• [Activity]: Every record below should be printed exactly, except for the pictures.

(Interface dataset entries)

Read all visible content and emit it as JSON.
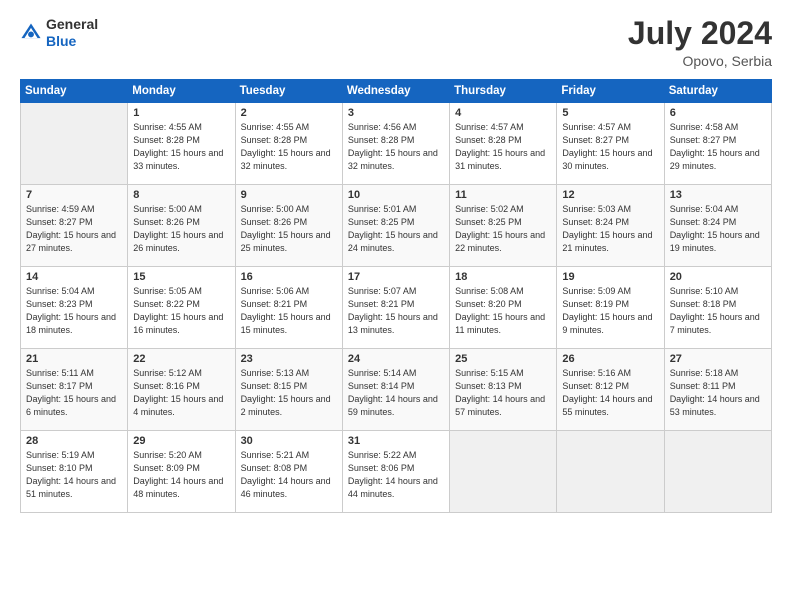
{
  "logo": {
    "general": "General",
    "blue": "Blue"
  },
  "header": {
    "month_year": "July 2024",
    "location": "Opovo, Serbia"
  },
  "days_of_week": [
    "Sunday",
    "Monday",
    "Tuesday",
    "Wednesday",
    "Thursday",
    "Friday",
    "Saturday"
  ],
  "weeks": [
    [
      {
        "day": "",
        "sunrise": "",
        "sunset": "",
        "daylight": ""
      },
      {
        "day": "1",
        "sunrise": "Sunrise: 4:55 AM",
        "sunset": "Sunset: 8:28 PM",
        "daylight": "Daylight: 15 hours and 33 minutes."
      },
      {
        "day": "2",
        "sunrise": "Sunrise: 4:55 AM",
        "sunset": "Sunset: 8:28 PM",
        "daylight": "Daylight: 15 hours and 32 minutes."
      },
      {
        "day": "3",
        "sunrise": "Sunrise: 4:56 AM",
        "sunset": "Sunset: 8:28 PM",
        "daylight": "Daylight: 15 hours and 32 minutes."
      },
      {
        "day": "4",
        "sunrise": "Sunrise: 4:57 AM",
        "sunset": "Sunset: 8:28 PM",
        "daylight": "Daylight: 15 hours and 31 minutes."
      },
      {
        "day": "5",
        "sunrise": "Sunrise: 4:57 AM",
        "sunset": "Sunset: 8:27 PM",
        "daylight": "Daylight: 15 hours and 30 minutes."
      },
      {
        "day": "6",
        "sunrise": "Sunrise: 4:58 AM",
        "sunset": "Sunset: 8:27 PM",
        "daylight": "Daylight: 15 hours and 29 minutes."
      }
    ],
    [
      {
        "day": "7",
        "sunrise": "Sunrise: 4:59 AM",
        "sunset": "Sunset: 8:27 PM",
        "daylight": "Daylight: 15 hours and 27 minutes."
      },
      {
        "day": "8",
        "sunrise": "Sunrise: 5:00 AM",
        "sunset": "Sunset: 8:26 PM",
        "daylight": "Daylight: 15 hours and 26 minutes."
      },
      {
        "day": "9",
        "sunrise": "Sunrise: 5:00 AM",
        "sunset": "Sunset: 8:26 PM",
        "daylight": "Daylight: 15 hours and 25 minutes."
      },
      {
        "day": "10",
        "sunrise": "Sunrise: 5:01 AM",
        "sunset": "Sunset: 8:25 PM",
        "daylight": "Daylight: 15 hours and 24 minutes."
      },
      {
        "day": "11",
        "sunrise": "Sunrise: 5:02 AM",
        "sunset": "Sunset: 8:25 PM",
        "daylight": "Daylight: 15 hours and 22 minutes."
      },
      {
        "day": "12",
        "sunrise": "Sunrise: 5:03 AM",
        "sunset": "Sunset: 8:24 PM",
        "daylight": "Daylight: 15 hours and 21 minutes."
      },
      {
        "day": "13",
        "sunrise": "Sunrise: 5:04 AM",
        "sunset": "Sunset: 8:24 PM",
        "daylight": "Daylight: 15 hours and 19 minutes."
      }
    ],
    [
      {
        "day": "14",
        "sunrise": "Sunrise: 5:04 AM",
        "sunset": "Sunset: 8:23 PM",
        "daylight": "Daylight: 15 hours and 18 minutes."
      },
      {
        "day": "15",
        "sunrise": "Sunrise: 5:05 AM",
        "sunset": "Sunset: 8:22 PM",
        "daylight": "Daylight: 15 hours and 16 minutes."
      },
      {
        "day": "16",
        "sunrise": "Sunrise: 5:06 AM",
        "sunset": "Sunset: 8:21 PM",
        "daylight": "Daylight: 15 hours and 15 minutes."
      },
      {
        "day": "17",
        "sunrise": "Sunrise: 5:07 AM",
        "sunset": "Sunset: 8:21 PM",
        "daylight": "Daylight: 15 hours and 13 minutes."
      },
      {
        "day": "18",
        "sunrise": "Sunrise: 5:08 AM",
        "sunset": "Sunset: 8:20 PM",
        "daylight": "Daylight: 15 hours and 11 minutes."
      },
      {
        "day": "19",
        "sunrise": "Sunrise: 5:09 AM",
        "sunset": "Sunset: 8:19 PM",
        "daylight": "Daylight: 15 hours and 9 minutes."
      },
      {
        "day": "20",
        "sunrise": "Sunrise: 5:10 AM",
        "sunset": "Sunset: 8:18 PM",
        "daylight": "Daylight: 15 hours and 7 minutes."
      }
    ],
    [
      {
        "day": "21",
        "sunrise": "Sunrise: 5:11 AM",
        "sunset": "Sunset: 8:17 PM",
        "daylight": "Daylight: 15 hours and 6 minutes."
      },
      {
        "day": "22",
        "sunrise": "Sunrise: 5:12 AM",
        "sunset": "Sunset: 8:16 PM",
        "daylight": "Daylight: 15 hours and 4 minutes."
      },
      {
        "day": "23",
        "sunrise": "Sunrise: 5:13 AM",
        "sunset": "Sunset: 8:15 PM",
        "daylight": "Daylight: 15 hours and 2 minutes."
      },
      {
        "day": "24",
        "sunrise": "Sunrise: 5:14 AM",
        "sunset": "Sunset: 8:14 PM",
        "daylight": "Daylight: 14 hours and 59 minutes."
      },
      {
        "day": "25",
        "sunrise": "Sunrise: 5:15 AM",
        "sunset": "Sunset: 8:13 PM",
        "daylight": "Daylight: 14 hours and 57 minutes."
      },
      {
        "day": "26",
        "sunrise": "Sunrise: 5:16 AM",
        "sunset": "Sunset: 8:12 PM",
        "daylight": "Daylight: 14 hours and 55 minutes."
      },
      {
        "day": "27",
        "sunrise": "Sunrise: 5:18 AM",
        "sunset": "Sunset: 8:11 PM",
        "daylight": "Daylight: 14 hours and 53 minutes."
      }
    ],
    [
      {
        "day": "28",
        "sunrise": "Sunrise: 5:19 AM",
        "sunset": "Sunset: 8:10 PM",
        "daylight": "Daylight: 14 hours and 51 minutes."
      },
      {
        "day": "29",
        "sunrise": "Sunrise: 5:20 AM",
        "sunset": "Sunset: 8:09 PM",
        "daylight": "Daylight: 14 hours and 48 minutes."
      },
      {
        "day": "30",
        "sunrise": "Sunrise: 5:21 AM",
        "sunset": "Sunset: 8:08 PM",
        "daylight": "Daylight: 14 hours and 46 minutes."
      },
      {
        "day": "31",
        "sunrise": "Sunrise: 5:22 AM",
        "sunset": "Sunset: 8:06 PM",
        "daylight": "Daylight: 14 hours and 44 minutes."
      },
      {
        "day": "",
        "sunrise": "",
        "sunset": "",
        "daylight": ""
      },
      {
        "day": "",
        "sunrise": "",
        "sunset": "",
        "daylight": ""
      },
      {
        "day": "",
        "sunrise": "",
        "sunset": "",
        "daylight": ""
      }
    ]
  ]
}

• [Written solution]:
Read all visible content and emit it as JSON.
{
  "logo": {
    "general": "General",
    "blue": "Blue"
  },
  "header": {
    "month_year": "July 2024",
    "location": "Opovo, Serbia"
  },
  "days_of_week": [
    "Sunday",
    "Monday",
    "Tuesday",
    "Wednesday",
    "Thursday",
    "Friday",
    "Saturday"
  ],
  "weeks": [
    [
      {
        "day": "",
        "sunrise": "",
        "sunset": "",
        "daylight": ""
      },
      {
        "day": "1",
        "sunrise": "Sunrise: 4:55 AM",
        "sunset": "Sunset: 8:28 PM",
        "daylight": "Daylight: 15 hours and 33 minutes."
      },
      {
        "day": "2",
        "sunrise": "Sunrise: 4:55 AM",
        "sunset": "Sunset: 8:28 PM",
        "daylight": "Daylight: 15 hours and 32 minutes."
      },
      {
        "day": "3",
        "sunrise": "Sunrise: 4:56 AM",
        "sunset": "Sunset: 8:28 PM",
        "daylight": "Daylight: 15 hours and 32 minutes."
      },
      {
        "day": "4",
        "sunrise": "Sunrise: 4:57 AM",
        "sunset": "Sunset: 8:28 PM",
        "daylight": "Daylight: 15 hours and 31 minutes."
      },
      {
        "day": "5",
        "sunrise": "Sunrise: 4:57 AM",
        "sunset": "Sunset: 8:27 PM",
        "daylight": "Daylight: 15 hours and 30 minutes."
      },
      {
        "day": "6",
        "sunrise": "Sunrise: 4:58 AM",
        "sunset": "Sunset: 8:27 PM",
        "daylight": "Daylight: 15 hours and 29 minutes."
      }
    ],
    [
      {
        "day": "7",
        "sunrise": "Sunrise: 4:59 AM",
        "sunset": "Sunset: 8:27 PM",
        "daylight": "Daylight: 15 hours and 27 minutes."
      },
      {
        "day": "8",
        "sunrise": "Sunrise: 5:00 AM",
        "sunset": "Sunset: 8:26 PM",
        "daylight": "Daylight: 15 hours and 26 minutes."
      },
      {
        "day": "9",
        "sunrise": "Sunrise: 5:00 AM",
        "sunset": "Sunset: 8:26 PM",
        "daylight": "Daylight: 15 hours and 25 minutes."
      },
      {
        "day": "10",
        "sunrise": "Sunrise: 5:01 AM",
        "sunset": "Sunset: 8:25 PM",
        "daylight": "Daylight: 15 hours and 24 minutes."
      },
      {
        "day": "11",
        "sunrise": "Sunrise: 5:02 AM",
        "sunset": "Sunset: 8:25 PM",
        "daylight": "Daylight: 15 hours and 22 minutes."
      },
      {
        "day": "12",
        "sunrise": "Sunrise: 5:03 AM",
        "sunset": "Sunset: 8:24 PM",
        "daylight": "Daylight: 15 hours and 21 minutes."
      },
      {
        "day": "13",
        "sunrise": "Sunrise: 5:04 AM",
        "sunset": "Sunset: 8:24 PM",
        "daylight": "Daylight: 15 hours and 19 minutes."
      }
    ],
    [
      {
        "day": "14",
        "sunrise": "Sunrise: 5:04 AM",
        "sunset": "Sunset: 8:23 PM",
        "daylight": "Daylight: 15 hours and 18 minutes."
      },
      {
        "day": "15",
        "sunrise": "Sunrise: 5:05 AM",
        "sunset": "Sunset: 8:22 PM",
        "daylight": "Daylight: 15 hours and 16 minutes."
      },
      {
        "day": "16",
        "sunrise": "Sunrise: 5:06 AM",
        "sunset": "Sunset: 8:21 PM",
        "daylight": "Daylight: 15 hours and 15 minutes."
      },
      {
        "day": "17",
        "sunrise": "Sunrise: 5:07 AM",
        "sunset": "Sunset: 8:21 PM",
        "daylight": "Daylight: 15 hours and 13 minutes."
      },
      {
        "day": "18",
        "sunrise": "Sunrise: 5:08 AM",
        "sunset": "Sunset: 8:20 PM",
        "daylight": "Daylight: 15 hours and 11 minutes."
      },
      {
        "day": "19",
        "sunrise": "Sunrise: 5:09 AM",
        "sunset": "Sunset: 8:19 PM",
        "daylight": "Daylight: 15 hours and 9 minutes."
      },
      {
        "day": "20",
        "sunrise": "Sunrise: 5:10 AM",
        "sunset": "Sunset: 8:18 PM",
        "daylight": "Daylight: 15 hours and 7 minutes."
      }
    ],
    [
      {
        "day": "21",
        "sunrise": "Sunrise: 5:11 AM",
        "sunset": "Sunset: 8:17 PM",
        "daylight": "Daylight: 15 hours and 6 minutes."
      },
      {
        "day": "22",
        "sunrise": "Sunrise: 5:12 AM",
        "sunset": "Sunset: 8:16 PM",
        "daylight": "Daylight: 15 hours and 4 minutes."
      },
      {
        "day": "23",
        "sunrise": "Sunrise: 5:13 AM",
        "sunset": "Sunset: 8:15 PM",
        "daylight": "Daylight: 15 hours and 2 minutes."
      },
      {
        "day": "24",
        "sunrise": "Sunrise: 5:14 AM",
        "sunset": "Sunset: 8:14 PM",
        "daylight": "Daylight: 14 hours and 59 minutes."
      },
      {
        "day": "25",
        "sunrise": "Sunrise: 5:15 AM",
        "sunset": "Sunset: 8:13 PM",
        "daylight": "Daylight: 14 hours and 57 minutes."
      },
      {
        "day": "26",
        "sunrise": "Sunrise: 5:16 AM",
        "sunset": "Sunset: 8:12 PM",
        "daylight": "Daylight: 14 hours and 55 minutes."
      },
      {
        "day": "27",
        "sunrise": "Sunrise: 5:18 AM",
        "sunset": "Sunset: 8:11 PM",
        "daylight": "Daylight: 14 hours and 53 minutes."
      }
    ],
    [
      {
        "day": "28",
        "sunrise": "Sunrise: 5:19 AM",
        "sunset": "Sunset: 8:10 PM",
        "daylight": "Daylight: 14 hours and 51 minutes."
      },
      {
        "day": "29",
        "sunrise": "Sunrise: 5:20 AM",
        "sunset": "Sunset: 8:09 PM",
        "daylight": "Daylight: 14 hours and 48 minutes."
      },
      {
        "day": "30",
        "sunrise": "Sunrise: 5:21 AM",
        "sunset": "Sunset: 8:08 PM",
        "daylight": "Daylight: 14 hours and 46 minutes."
      },
      {
        "day": "31",
        "sunrise": "Sunrise: 5:22 AM",
        "sunset": "Sunset: 8:06 PM",
        "daylight": "Daylight: 14 hours and 44 minutes."
      },
      {
        "day": "",
        "sunrise": "",
        "sunset": "",
        "daylight": ""
      },
      {
        "day": "",
        "sunrise": "",
        "sunset": "",
        "daylight": ""
      },
      {
        "day": "",
        "sunrise": "",
        "sunset": "",
        "daylight": ""
      }
    ]
  ]
}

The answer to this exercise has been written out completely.